Todd Akin and then Richard Mourdock confirmed every wavering woman’s suspicion of pro-life conservatives when the former suggested that he understood nothing about the biology of human reproduction and when the latter contended that rape-generated pregnancy “is something that God intended to happen.” Yes, some women who have been raped have carried the child to term and wonderful people have been born as a result. But many women, maybe most, are horrified by the idea that the law could require rape victims to bear the children of the men who assaulted them. For a pair of aspiring GOP senators to utter awful comments, colossally devoid of empathy for the victims of rape, cemented the image of a party so mean they couldn’t even remember to mention the plight of the mother.
The incentives of controversy: For some of the most prominent figures associated with the GOP and with conservatism, controversy is almost always a good thing. Controversy turns heads, gets people tuning in, talking about them, builds ratings. But controversy alone does not necessarily persuade.
Perhaps the most vivid example of that comes from Ann Coulter, who has insisted that it’s acceptable to use the term “raghead” in discussions of the Muslim world. She used it at the 2005 Conservative Political Action Conference, and the next year a Muslim-American conservative begged her to stop: “It kind of turns a lot of Muslim Americans off, and it’s kind of hard to recruit them.” She replied, “I made a few jokes, and they killed 3,000 Americans — fair trade.”
Coulter and other reliable sources of controversy will cite the long American tradition of provocative speech and insist that there’s a raw, “tell it like it is” honesty in such comments. But what hard truth or deep intellectual insight is brought to the table by the term “raghead”? Would we on the right be so casual about a term that mocked yarmulkes or crucifixes? (In South Carolina’s 2010 gubernatorial primary, a GOP state legislator used the term “raghead” in referring to the president and Nikki Haley, a Republican candidate of Indian descent.)

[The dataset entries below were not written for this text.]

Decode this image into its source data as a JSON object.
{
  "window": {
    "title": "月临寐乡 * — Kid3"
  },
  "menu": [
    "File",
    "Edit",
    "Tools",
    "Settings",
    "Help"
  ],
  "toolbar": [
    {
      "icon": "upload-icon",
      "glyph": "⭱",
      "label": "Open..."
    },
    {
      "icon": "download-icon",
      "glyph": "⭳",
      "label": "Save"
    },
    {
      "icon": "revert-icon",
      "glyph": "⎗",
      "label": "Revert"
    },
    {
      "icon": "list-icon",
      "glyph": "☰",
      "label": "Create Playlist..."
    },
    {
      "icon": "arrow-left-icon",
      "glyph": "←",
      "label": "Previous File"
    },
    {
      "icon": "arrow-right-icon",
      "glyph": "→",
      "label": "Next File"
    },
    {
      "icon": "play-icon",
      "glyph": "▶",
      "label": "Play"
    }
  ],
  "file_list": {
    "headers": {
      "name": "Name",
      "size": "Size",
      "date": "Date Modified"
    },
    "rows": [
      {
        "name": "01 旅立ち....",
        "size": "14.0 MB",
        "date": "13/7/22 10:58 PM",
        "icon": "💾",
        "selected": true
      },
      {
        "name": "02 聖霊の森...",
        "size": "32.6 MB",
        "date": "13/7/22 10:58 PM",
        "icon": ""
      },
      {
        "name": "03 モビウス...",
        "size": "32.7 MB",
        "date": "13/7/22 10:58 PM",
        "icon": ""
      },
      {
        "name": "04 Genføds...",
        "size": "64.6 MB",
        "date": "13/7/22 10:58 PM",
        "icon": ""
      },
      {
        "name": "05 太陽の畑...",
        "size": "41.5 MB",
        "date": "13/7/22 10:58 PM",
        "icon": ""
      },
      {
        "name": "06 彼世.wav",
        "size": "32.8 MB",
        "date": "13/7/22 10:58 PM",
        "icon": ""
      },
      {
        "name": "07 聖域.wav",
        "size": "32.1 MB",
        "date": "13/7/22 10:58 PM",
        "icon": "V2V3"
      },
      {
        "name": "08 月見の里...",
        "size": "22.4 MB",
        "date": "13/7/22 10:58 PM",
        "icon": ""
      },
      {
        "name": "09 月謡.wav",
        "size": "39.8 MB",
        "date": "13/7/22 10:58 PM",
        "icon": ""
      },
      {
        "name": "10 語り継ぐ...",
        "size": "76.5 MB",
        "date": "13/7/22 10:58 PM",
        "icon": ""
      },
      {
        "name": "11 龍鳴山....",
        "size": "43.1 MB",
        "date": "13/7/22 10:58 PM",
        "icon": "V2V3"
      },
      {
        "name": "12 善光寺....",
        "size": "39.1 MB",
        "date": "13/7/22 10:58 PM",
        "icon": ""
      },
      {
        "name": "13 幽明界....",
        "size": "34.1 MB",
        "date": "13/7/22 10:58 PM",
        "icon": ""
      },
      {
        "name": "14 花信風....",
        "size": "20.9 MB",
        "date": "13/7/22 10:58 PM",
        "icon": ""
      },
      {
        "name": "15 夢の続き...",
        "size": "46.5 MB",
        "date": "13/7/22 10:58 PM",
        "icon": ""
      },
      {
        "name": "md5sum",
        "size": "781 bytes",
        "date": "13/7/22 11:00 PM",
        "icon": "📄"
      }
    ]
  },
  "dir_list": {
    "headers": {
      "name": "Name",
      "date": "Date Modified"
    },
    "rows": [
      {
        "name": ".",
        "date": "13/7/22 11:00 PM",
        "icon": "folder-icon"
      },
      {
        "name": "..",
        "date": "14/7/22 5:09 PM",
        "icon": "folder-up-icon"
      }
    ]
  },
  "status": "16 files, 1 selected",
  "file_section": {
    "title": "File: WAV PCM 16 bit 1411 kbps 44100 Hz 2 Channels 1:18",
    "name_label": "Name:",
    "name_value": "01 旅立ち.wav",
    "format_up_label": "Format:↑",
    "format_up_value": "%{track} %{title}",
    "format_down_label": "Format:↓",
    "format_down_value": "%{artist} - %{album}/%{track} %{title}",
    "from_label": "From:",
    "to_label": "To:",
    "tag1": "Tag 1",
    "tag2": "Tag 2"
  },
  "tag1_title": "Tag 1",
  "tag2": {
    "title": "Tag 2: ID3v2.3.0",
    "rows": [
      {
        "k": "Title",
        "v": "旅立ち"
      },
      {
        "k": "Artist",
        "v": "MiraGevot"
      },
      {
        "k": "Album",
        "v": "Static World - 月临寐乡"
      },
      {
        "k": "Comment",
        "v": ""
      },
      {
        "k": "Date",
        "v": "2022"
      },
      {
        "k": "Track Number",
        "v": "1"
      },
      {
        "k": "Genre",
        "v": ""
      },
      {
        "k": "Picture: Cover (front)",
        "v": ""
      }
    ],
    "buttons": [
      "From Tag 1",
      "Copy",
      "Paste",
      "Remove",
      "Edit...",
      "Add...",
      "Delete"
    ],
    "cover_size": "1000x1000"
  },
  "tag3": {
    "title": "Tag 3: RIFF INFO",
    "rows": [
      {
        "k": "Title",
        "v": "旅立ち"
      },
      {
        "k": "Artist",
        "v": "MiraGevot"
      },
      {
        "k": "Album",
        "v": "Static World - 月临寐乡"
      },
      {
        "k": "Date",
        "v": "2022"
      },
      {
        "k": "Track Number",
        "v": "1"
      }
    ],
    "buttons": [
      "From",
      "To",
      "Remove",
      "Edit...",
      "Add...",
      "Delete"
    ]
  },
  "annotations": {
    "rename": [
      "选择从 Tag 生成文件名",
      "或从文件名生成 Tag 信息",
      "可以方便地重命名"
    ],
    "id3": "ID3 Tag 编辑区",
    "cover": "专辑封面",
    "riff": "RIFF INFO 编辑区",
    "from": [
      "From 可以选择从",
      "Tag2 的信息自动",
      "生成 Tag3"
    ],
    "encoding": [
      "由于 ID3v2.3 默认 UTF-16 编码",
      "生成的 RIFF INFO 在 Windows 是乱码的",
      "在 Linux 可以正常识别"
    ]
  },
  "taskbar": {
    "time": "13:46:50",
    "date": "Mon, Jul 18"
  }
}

In the race for the chairmanship of the Republican National Committee in 2009, controversy erupted over aspiring chairman Chip Saltsman’s sending RNC members a CD that included satirist Paul Shanklin’s song “Barack the Magic Negro,” a reference to the Hollywood trope of a mystical African-American character who provides advice and ancient wisdom to a white protagonist. That explanation was lost in much of the controversy. When trying to persuade skeptical African-Americans that the GOP really understands the problems facing them, do we want to spend a lot of time insisting that there’s nothing even vaguely offensive or off-key about a potential party chairman distributing material that includes the antiquated term “Negro”?
Did Romney lose the election because of these long-ago controversies? No, but each time someone associated with the Right blurts out something like this, it adds a little fuel to the fire of the argument that Republicans don’t respect, understand, or welcome minorities.
In each one of these cases, the GOP and the Right have to think hard about whether this is the hill they want to die on. If you’re a wishy-washy, not-that-tuned-in, relatively apolitical voter, how do these controversies make you feel about Republicans?
Certainly, the media employ double standards in their decisions about which cases of meanness and nastiness are most newsworthy, and we cannot expect a movement made up of millions of people to avoid uttering repellent comments. But for some conservatives, at least every once in a while, those labels “mean” and “nasty” are well earned.